José Manuel Losada offers his own methodologic, hermeneutic and epistemological approach to myth. While assuming mythopoetical perspectives, Losada’s Cultural Myth Criticism takes a step further, incorporating the study of the transcendent dimension (its function, its disappearance) to evaluate the role of myth as a mirror of contemporary culture.

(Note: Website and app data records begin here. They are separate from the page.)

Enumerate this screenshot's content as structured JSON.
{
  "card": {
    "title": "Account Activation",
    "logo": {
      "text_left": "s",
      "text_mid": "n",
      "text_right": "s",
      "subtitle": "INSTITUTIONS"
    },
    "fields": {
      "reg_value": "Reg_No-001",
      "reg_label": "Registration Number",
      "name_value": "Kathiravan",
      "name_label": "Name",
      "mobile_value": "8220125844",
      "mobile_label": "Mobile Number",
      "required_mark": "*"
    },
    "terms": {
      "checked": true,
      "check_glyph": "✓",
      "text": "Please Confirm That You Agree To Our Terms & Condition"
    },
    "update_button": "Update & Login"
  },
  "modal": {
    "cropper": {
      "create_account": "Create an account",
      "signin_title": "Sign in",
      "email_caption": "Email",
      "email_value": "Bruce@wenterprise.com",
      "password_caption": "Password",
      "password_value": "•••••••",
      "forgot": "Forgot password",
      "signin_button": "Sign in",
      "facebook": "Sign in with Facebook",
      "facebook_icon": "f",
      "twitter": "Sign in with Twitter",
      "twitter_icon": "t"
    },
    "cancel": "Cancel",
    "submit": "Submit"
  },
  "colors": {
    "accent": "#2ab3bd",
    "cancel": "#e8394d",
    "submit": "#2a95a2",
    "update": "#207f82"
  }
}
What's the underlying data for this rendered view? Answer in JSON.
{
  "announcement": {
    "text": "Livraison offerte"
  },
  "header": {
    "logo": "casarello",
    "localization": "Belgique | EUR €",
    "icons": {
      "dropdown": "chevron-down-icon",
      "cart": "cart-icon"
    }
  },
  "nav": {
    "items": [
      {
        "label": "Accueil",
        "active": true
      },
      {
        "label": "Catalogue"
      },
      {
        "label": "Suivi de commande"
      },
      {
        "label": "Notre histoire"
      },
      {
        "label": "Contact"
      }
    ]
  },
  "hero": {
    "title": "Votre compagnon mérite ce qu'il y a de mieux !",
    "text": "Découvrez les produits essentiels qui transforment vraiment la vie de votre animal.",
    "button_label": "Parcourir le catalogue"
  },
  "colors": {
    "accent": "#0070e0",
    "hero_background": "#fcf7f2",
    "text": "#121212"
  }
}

[M]yth today has come to have negative connotations which are the complete opposite of its meaning in a religious context... In a religious context, myths are storied vehicles of supreme truth, the most basic and important truths of all. By them, people regulate and interpret their lives and find worth and purpose in their existence. Myths put one in touch with sacred realities, the fundamental sources of being, power, and truth. They are seen not only as being the opposite of error but also as being clearly distinguishable from stories told for entertainment and from the workaday, domestic, practical language of a people. They provide answers to the mysteries of being and becoming, mysteries which, as mysteries, are hidden, yet mysteries which are revealed through story and ritual. Myths deal not only with truth but with ultimate truth.